Though not a direct victim of Jarndyce, Esther Summerson is a victim of prejudice engendered by a narrow, unfeeling religious and social system. We have already discussed her determination to offer love and kindness and useful labor however she could. The young physician Alan Woodcourt, whom Esther loves and admires, also does his part to offer succor to the suffering wherever he may. Other strong characters, like Mrs. Bagnet, the ex-soldier’s wife, and Mr. George, the shooting gallery owner, try to help the downtrodden.
It’s true, though, that try as these characters might, they cannot always overcome the suffering engendered by systemic injustice, and in fact, bring harm upon themselves while trying to help. As the story shows, Esther suffers extremely when she catches smallpox trying to help the sick, homeless boy Jo. But Esther’s suffering in this case is also a good work, drawing attention to the fact that suffering anywhere in the community affects everyone within it.
Of course, as Bleak House illustrates, many injustices are too great to be addressed by individual effort, no matter how kindly or determined.
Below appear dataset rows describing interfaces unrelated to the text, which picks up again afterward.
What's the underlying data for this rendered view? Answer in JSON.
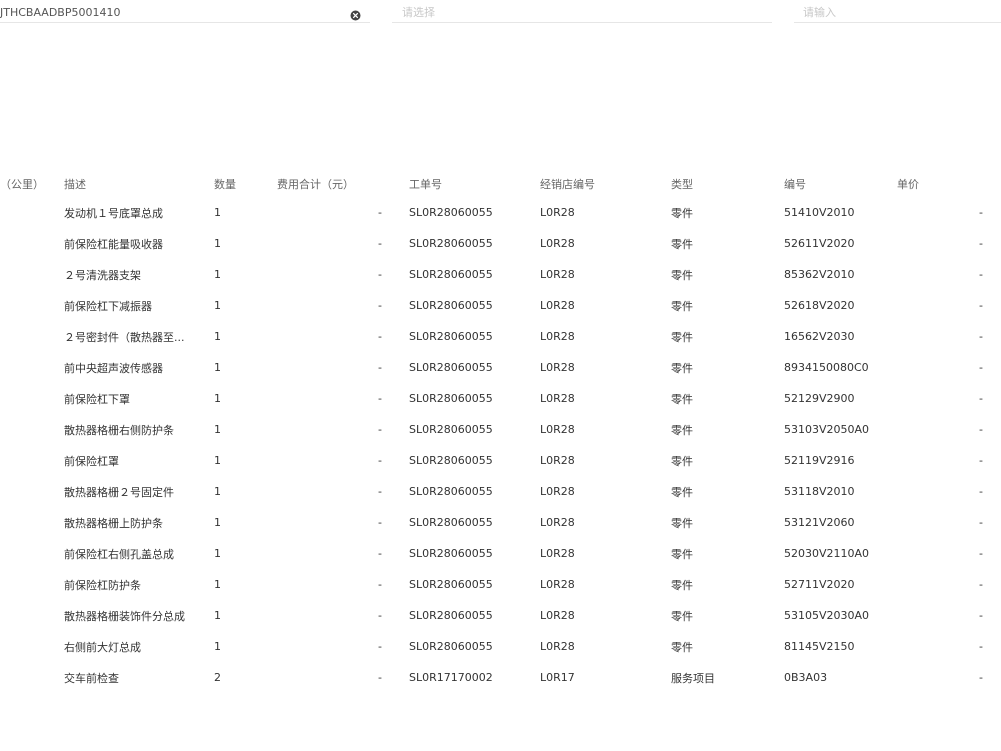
{
  "filters": {
    "vin_value": "JTHCBAADBP5001410",
    "select_placeholder": "请选择",
    "input_placeholder": "请输入"
  },
  "table": {
    "headers": {
      "mileage": "（公里）",
      "desc": "描述",
      "qty": "数量",
      "fee": "费用合计（元）",
      "order": "工单号",
      "dealer": "经销店编号",
      "type": "类型",
      "code": "编号",
      "price": "单价"
    },
    "rows": [
      {
        "desc": "发动机１号底罩总成",
        "qty": "1",
        "fee": "-",
        "order": "SL0R28060055",
        "dealer": "L0R28",
        "type": "零件",
        "code": "51410V2010",
        "price": "-"
      },
      {
        "desc": "前保险杠能量吸收器",
        "qty": "1",
        "fee": "-",
        "order": "SL0R28060055",
        "dealer": "L0R28",
        "type": "零件",
        "code": "52611V2020",
        "price": "-"
      },
      {
        "desc": "２号清洗器支架",
        "qty": "1",
        "fee": "-",
        "order": "SL0R28060055",
        "dealer": "L0R28",
        "type": "零件",
        "code": "85362V2010",
        "price": "-"
      },
      {
        "desc": "前保险杠下减振器",
        "qty": "1",
        "fee": "-",
        "order": "SL0R28060055",
        "dealer": "L0R28",
        "type": "零件",
        "code": "52618V2020",
        "price": "-"
      },
      {
        "desc": "２号密封件（散热器至...",
        "qty": "1",
        "fee": "-",
        "order": "SL0R28060055",
        "dealer": "L0R28",
        "type": "零件",
        "code": "16562V2030",
        "price": "-"
      },
      {
        "desc": "前中央超声波传感器",
        "qty": "1",
        "fee": "-",
        "order": "SL0R28060055",
        "dealer": "L0R28",
        "type": "零件",
        "code": "8934150080C0",
        "price": "-"
      },
      {
        "desc": "前保险杠下罩",
        "qty": "1",
        "fee": "-",
        "order": "SL0R28060055",
        "dealer": "L0R28",
        "type": "零件",
        "code": "52129V2900",
        "price": "-"
      },
      {
        "desc": "散热器格栅右侧防护条",
        "qty": "1",
        "fee": "-",
        "order": "SL0R28060055",
        "dealer": "L0R28",
        "type": "零件",
        "code": "53103V2050A0",
        "price": "-"
      },
      {
        "desc": "前保险杠罩",
        "qty": "1",
        "fee": "-",
        "order": "SL0R28060055",
        "dealer": "L0R28",
        "type": "零件",
        "code": "52119V2916",
        "price": "-"
      },
      {
        "desc": "散热器格栅２号固定件",
        "qty": "1",
        "fee": "-",
        "order": "SL0R28060055",
        "dealer": "L0R28",
        "type": "零件",
        "code": "53118V2010",
        "price": "-"
      },
      {
        "desc": "散热器格栅上防护条",
        "qty": "1",
        "fee": "-",
        "order": "SL0R28060055",
        "dealer": "L0R28",
        "type": "零件",
        "code": "53121V2060",
        "price": "-"
      },
      {
        "desc": "前保险杠右侧孔盖总成",
        "qty": "1",
        "fee": "-",
        "order": "SL0R28060055",
        "dealer": "L0R28",
        "type": "零件",
        "code": "52030V2110A0",
        "price": "-"
      },
      {
        "desc": "前保险杠防护条",
        "qty": "1",
        "fee": "-",
        "order": "SL0R28060055",
        "dealer": "L0R28",
        "type": "零件",
        "code": "52711V2020",
        "price": "-"
      },
      {
        "desc": "散热器格栅装饰件分总成",
        "qty": "1",
        "fee": "-",
        "order": "SL0R28060055",
        "dealer": "L0R28",
        "type": "零件",
        "code": "53105V2030A0",
        "price": "-"
      },
      {
        "desc": "右侧前大灯总成",
        "qty": "1",
        "fee": "-",
        "order": "SL0R28060055",
        "dealer": "L0R28",
        "type": "零件",
        "code": "81145V2150",
        "price": "-"
      },
      {
        "desc": "交车前检查",
        "qty": "2",
        "fee": "-",
        "order": "SL0R17170002",
        "dealer": "L0R17",
        "type": "服务项目",
        "code": "0B3A03",
        "price": "-"
      }
    ]
  }
}
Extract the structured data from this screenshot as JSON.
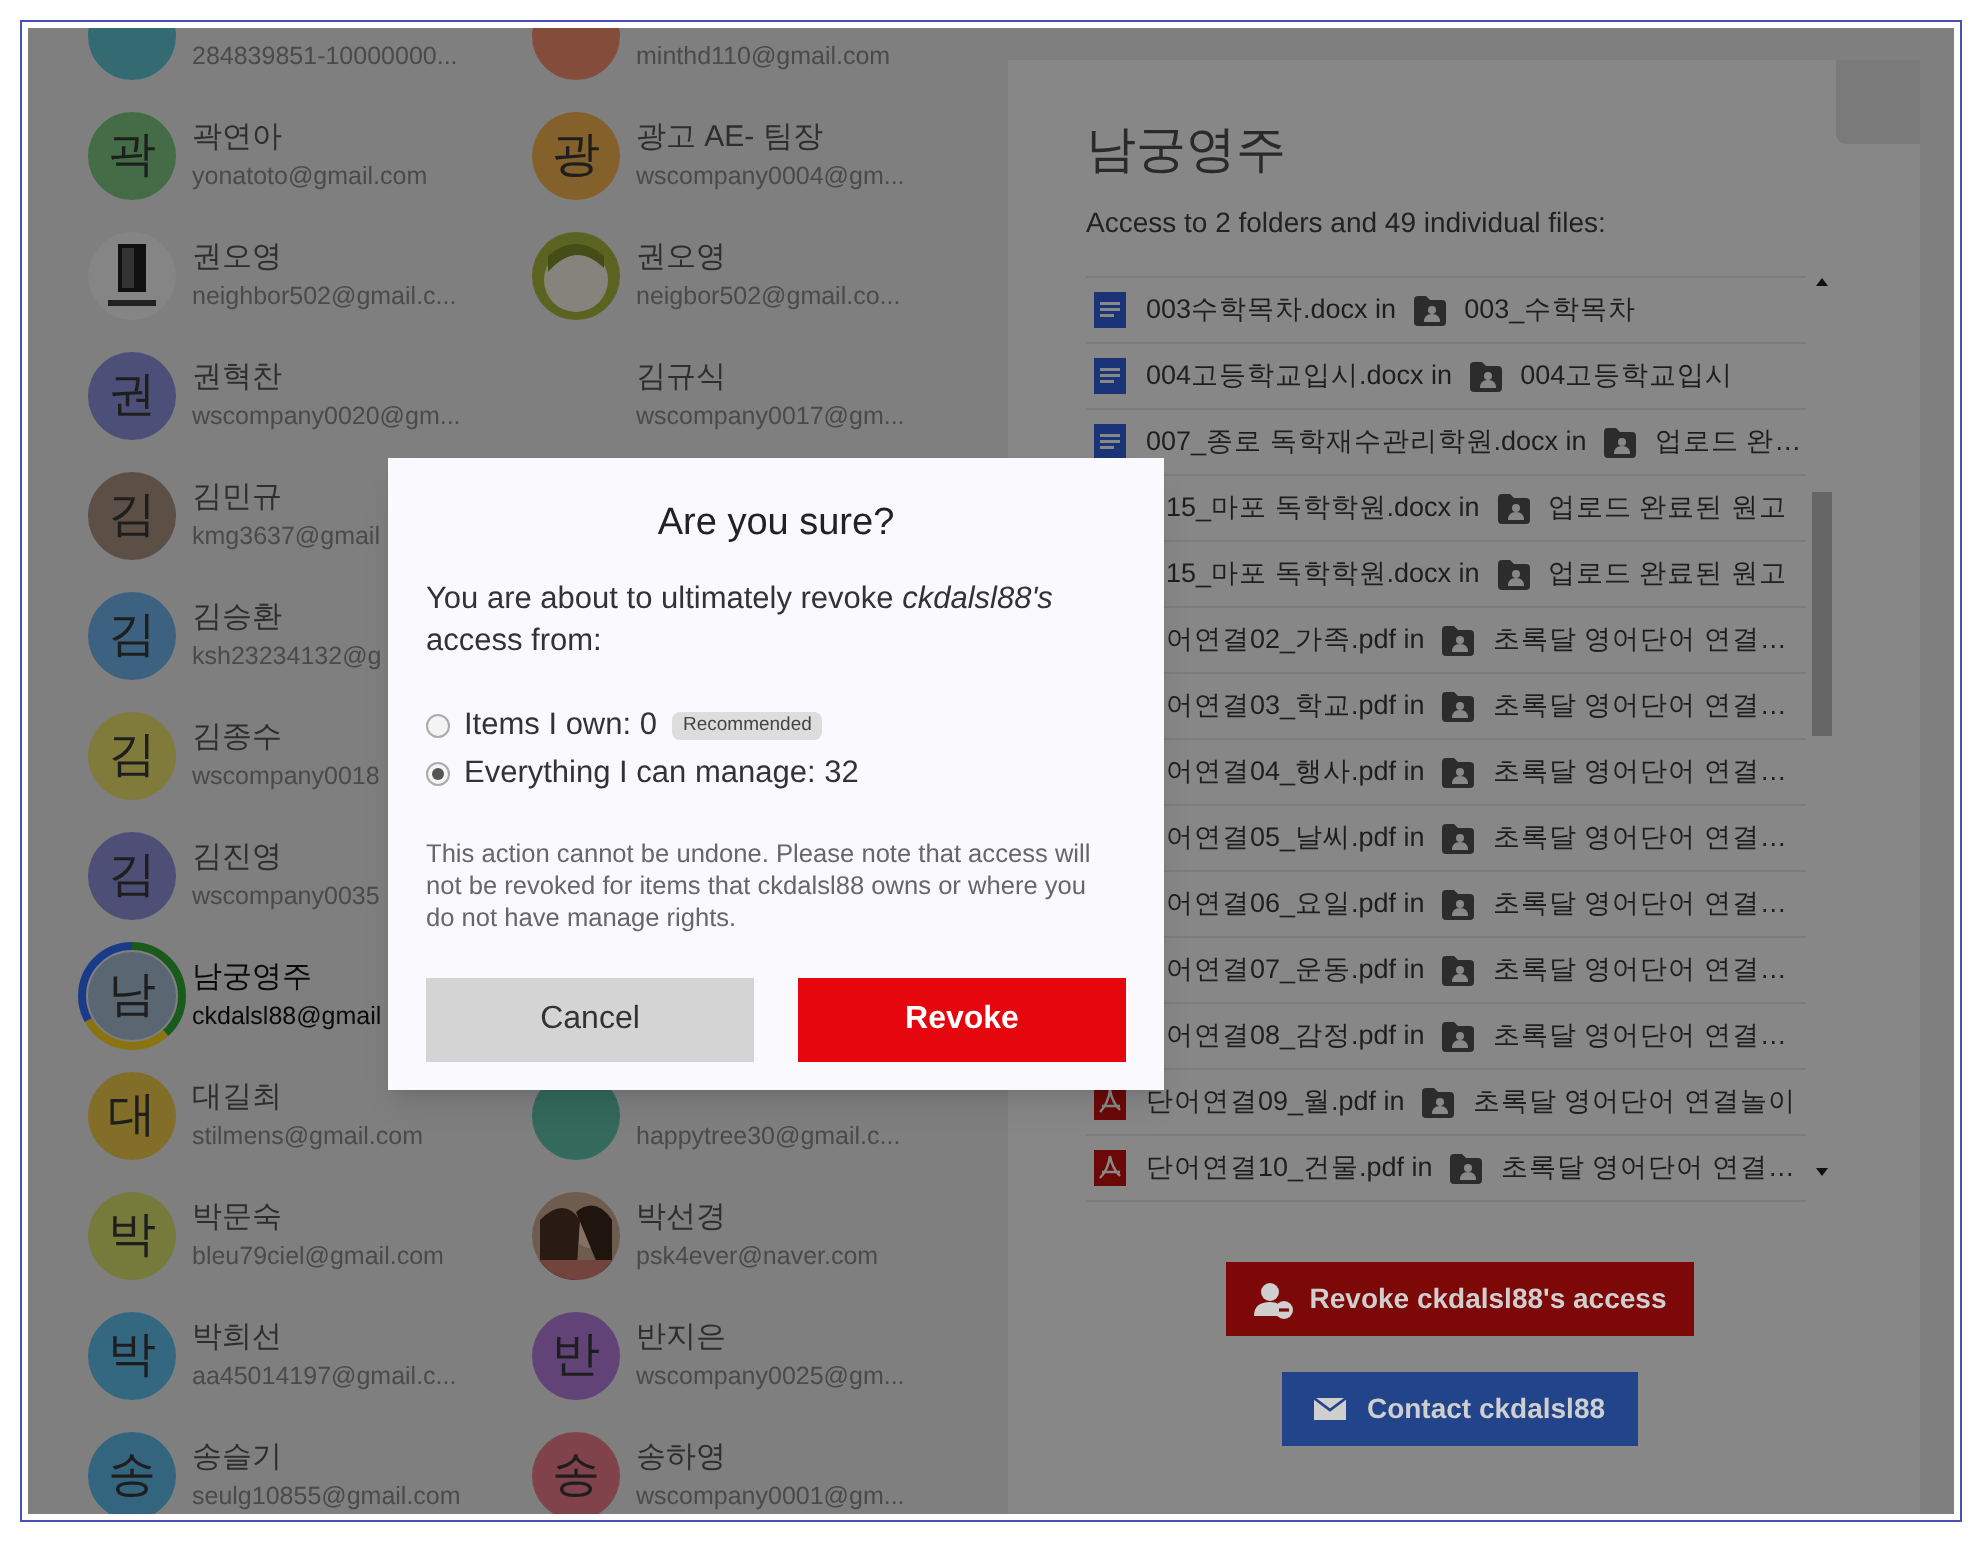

Bleak House tells the truth that sometimes, all the well-intentioned can do is to witness. But witnessing, in itself, is a positive work.
10. MJ’s Favorite Reason to love Bleak House, Part 2: Bleak House points the way toward personal and societal transformation.
Dickens’s massive novel shows characters caught in the vice of institutional injustice from every angle, but the ultimate message is one of hope.
As several brave individuals struggle forward through the story to be responsible, loving, kind, and useful, they illustrate Dickens’s remedy for worldly wrong. Does he want bad institutions to be changed? Without doubt. As Bleak House poignantly shows, the damage wrought by bad systems is inhumane and far-reaching. But as much as possible, this novel suggests, life and love should not be put on hold until that day when reform is accomplished and justice is finally rendered.
Illuminated by love, John Jarndyce’s Bleak House is not bleak at all. Dickens believes that love trumps injustice. And that is why I, and many readers before me, have loved Bleak House.
1Strahan, Linda. “There’s a Hole in the [Inspector] Bucket: The Victorian Police in Fact and Fiction.” Clues: A Journal of Detection, vol. 23, no. 3, 2005, pp. 57-62. EBSCOhost.
2Nabokov, Vladimir, “Bleak House,” Lectures on Literature. New York: Harcourt Brace Jovanovich, 1980. pp. 100–102.
Esther Meets Krook. By Internet Archive Book Images [No restrictions], via Wikimedia Commons
Esther Helps Caddy. By Internet Archive Book Images [No restrictions], via Wikimedia Commons
Richard Carstone. By Internet Archive Book Images [No restrictions], via Wikimedia Commons
Mary Jane is a longtime literature lover who lived in the Cincinnati area for many years, then in central Louisiana for three years (what a treat!), teaching literature classes at universities in both locations. Now back in the Cincinnati area, she pampers her grandchildren, experiments with cooking, and visits art museums as often as possible.